5. Assuming that the practice, to which Pennycuick, J. referred as prevailing in England should be followed in India, I am of the view that the following even established practice, the court cannot lose sight of the facts of each case. Before the theory of established practice can be invoked, the court must consider the facts of the case. In so far as rule 338 is concerned, it specifically carves out the discretion of the court. It in terms says that the order of priority contemplated in that rule is subject to any order of the court. If that be so, it is the Court's duty to consider in each case the question as to whether in applying rule 338 the facts permit the court to do so.
6. In the present case, the company, in the course of the correspondence had taken a frivolous contention which I have described as a cock and bull story in my judgment. After having taken up that stand, the company had no face to pursue that frivolous contention before the court and had no other go but to enter into consent terms. We have seen in this case that after entering into consent terms and after agreeing not to apply for further time before the period expired, the company made another applications for extension of time. Even in the second set of consent terms, the company could not fulfill its obligation and made a third application of extension of time. It has been noticed in these cases that affidavits after affidavits were filed for obtaining adjournments on one ground or the other. The company also framed a scheme of compromise which became the subject-matter of Company Application No. 12 of 1975 and the record shows that the scheme went overboard. The company has been responsible in lengthening the proceedings, in multiplying the proceedings and in making one application after another. Ultimately, who is to pay for all this music The company would have a very small surplus even if I were to accept the plea of the company that it has assets in excess of its liabilities. On the company's own showing, the claims of the depositors and small money-lenders are to the tune of 80 lakhs of rupees. The trading debts are in the Neighbourhood of Rs. 30 lakhs. In the meantime, over the years interest has mounted on these claims. Ultimately, it is doubtful whether these unfortunate unsecured creditors will get a slice of even their principal amount. Any payment to the company is this case will be reducing or defeating the claim of the unsecured creditors who will rank after the Bank of Baroda, the First National City Bank and other secured creditors and those creditors who will receive preferential payments. Here too, the element of interests on these claims cannot be ignored. The costs of the secured creditors will also go to reduce the surplus amount, if any. Therefore, having regard to the special circumstances of this case, in my opinion, there would be grave injustice to the unsecured creditors if a company of hits king is allowed not to suffer at least by way of costs.
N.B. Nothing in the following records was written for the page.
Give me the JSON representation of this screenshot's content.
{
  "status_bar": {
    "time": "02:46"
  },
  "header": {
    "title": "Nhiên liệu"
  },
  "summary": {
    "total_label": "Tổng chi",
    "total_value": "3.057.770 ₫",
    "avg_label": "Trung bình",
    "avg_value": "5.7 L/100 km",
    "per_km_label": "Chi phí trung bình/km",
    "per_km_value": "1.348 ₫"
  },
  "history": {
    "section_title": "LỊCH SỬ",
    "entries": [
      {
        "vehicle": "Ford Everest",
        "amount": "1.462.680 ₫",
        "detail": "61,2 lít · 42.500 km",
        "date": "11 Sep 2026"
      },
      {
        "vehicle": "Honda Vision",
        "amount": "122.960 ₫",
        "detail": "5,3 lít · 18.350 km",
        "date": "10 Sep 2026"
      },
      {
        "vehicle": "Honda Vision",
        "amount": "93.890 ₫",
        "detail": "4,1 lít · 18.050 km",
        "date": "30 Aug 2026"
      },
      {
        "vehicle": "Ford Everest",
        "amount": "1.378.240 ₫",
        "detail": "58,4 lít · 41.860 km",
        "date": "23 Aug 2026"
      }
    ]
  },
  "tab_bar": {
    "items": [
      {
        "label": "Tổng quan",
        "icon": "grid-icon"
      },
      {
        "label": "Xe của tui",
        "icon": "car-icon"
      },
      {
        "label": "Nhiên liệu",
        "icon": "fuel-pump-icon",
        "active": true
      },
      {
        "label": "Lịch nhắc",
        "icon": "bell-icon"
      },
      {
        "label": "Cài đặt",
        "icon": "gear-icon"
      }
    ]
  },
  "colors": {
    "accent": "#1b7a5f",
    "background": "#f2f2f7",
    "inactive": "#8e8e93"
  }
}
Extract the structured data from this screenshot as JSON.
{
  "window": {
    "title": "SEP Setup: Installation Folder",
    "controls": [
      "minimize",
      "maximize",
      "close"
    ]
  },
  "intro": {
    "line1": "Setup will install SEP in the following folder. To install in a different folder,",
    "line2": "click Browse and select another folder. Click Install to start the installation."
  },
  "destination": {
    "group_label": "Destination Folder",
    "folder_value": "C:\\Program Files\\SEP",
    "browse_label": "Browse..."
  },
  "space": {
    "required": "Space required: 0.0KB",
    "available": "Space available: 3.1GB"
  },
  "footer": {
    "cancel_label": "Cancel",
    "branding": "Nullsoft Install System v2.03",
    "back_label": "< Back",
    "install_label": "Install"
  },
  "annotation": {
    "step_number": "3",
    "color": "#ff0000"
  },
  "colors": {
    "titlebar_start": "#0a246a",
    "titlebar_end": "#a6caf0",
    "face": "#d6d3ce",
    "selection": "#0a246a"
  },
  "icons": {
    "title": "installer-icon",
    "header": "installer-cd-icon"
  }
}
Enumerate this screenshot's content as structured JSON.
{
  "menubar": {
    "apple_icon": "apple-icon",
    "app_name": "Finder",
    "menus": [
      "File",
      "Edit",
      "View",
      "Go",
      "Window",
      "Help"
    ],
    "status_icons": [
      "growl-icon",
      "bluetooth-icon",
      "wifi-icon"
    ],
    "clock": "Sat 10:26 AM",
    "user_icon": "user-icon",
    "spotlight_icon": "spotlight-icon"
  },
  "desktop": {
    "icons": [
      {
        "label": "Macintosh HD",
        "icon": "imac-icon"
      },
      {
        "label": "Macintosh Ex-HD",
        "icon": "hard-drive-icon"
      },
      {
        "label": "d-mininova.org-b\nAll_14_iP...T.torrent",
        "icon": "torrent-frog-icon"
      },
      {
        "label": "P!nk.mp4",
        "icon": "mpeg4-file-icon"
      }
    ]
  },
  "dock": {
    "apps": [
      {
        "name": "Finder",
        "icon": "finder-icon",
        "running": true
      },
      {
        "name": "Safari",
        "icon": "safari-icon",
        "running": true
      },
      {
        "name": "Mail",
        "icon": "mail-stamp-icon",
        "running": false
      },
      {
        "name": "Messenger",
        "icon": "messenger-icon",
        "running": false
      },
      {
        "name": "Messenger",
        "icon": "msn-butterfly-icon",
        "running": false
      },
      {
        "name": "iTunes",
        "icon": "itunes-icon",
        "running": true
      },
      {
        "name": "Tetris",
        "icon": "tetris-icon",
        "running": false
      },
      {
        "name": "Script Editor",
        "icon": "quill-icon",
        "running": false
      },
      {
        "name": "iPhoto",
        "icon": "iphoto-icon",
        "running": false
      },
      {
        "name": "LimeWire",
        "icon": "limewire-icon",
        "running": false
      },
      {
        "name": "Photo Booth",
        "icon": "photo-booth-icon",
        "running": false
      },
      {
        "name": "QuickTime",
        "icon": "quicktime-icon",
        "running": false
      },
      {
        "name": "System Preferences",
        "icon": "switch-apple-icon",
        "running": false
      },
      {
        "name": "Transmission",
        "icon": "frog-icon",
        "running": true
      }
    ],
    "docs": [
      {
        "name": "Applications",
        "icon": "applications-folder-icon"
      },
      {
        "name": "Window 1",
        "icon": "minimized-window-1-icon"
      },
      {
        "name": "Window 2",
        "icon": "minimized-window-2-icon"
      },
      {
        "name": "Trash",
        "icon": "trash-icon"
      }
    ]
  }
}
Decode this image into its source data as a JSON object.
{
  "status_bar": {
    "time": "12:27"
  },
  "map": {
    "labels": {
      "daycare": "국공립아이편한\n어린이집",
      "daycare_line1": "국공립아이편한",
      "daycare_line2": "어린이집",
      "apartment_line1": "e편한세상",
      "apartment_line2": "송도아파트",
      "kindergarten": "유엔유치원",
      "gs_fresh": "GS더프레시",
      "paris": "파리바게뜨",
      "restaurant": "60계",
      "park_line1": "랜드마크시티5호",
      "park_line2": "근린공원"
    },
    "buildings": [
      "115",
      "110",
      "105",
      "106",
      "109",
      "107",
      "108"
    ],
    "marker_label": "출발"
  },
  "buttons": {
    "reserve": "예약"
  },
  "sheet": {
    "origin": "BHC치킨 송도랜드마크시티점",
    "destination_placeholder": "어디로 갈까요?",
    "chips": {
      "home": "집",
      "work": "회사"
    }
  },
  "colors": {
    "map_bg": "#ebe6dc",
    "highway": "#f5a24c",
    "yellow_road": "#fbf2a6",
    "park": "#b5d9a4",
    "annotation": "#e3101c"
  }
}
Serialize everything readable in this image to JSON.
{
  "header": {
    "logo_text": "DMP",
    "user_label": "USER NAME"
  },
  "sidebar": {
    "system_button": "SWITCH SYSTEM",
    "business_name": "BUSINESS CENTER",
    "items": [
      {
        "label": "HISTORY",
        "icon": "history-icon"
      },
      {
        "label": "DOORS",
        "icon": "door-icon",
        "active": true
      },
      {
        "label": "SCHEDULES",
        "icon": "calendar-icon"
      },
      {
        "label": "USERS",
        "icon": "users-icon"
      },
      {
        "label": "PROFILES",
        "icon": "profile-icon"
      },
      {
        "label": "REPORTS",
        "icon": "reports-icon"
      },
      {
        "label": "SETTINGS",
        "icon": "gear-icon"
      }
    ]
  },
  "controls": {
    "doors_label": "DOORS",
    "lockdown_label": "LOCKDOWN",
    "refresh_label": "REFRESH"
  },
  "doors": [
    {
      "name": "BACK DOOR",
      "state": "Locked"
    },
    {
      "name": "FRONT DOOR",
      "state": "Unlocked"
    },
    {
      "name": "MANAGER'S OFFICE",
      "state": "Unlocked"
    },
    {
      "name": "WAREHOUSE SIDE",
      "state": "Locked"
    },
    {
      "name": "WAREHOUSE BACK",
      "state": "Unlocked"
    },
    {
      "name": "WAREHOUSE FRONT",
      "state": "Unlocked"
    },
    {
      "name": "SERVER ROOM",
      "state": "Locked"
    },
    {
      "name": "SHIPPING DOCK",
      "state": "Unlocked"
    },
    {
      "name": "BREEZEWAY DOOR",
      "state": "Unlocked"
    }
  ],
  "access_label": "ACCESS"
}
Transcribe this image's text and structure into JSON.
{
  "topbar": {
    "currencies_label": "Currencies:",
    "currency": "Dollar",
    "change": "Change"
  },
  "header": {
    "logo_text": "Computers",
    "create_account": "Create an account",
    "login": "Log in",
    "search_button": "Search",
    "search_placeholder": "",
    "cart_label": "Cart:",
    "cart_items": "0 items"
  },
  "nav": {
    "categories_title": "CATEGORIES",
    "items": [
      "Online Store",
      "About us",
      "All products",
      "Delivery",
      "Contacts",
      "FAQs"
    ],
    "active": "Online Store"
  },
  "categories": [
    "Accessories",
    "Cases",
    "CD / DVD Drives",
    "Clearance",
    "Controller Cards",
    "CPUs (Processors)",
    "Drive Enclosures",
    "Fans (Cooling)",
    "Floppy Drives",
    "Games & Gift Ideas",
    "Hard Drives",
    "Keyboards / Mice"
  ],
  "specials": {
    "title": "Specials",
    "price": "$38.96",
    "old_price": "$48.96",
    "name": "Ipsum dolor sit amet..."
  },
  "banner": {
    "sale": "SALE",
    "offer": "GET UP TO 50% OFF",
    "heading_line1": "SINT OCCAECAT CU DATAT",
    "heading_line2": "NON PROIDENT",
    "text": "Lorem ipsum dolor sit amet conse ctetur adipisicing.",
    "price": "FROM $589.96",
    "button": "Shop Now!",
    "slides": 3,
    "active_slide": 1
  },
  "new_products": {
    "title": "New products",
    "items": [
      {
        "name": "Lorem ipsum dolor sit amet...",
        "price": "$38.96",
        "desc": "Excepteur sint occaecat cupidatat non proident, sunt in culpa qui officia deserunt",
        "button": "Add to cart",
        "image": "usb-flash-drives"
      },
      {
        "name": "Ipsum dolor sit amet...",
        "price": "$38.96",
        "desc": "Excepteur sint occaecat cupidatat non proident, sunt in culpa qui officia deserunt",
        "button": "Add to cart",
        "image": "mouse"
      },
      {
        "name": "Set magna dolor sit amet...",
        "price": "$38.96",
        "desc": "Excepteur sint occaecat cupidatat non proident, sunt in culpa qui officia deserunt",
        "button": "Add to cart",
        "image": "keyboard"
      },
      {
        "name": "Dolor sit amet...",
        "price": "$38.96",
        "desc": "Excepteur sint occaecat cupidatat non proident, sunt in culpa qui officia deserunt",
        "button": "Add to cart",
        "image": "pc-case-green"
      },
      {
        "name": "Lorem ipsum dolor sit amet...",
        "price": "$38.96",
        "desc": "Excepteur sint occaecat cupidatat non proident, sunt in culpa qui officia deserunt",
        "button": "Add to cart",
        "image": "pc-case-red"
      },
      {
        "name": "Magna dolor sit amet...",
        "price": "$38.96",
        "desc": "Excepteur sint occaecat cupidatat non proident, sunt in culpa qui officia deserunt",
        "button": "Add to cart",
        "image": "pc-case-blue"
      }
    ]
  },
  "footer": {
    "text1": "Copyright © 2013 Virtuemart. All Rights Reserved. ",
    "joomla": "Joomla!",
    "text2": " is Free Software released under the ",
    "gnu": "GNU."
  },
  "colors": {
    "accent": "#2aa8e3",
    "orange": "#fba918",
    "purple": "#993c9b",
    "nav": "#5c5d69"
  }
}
7. Moreover, taking the defence of the company as revealed in the correspondence at its face value, it means that Kantilal Shah, the director in both the transferor and transferee companies, indulged consciously in manipulation of accounts and fabrications of documents. By this method, he also inflated the figures of his own company while being generous to oblige a friend. These are criminal acts. By their nature they are serious. Another act of the directors of the transferee-company, Jaifabs Textile mills Private Ltd. was to keep the order of amalgamation passed by this court guarded secret. Both the transferor and transferee companies continued to issue cheques to their creditors, many of which bounced.
8. Having regard to the material circumstances before the filing of the petition and thereafter, it is a fit case in which I should not award costs to the company. The court lacks in power to saddle the officers (of the company) personally with costs.
9. In the circumstances, the application for its costs is refused.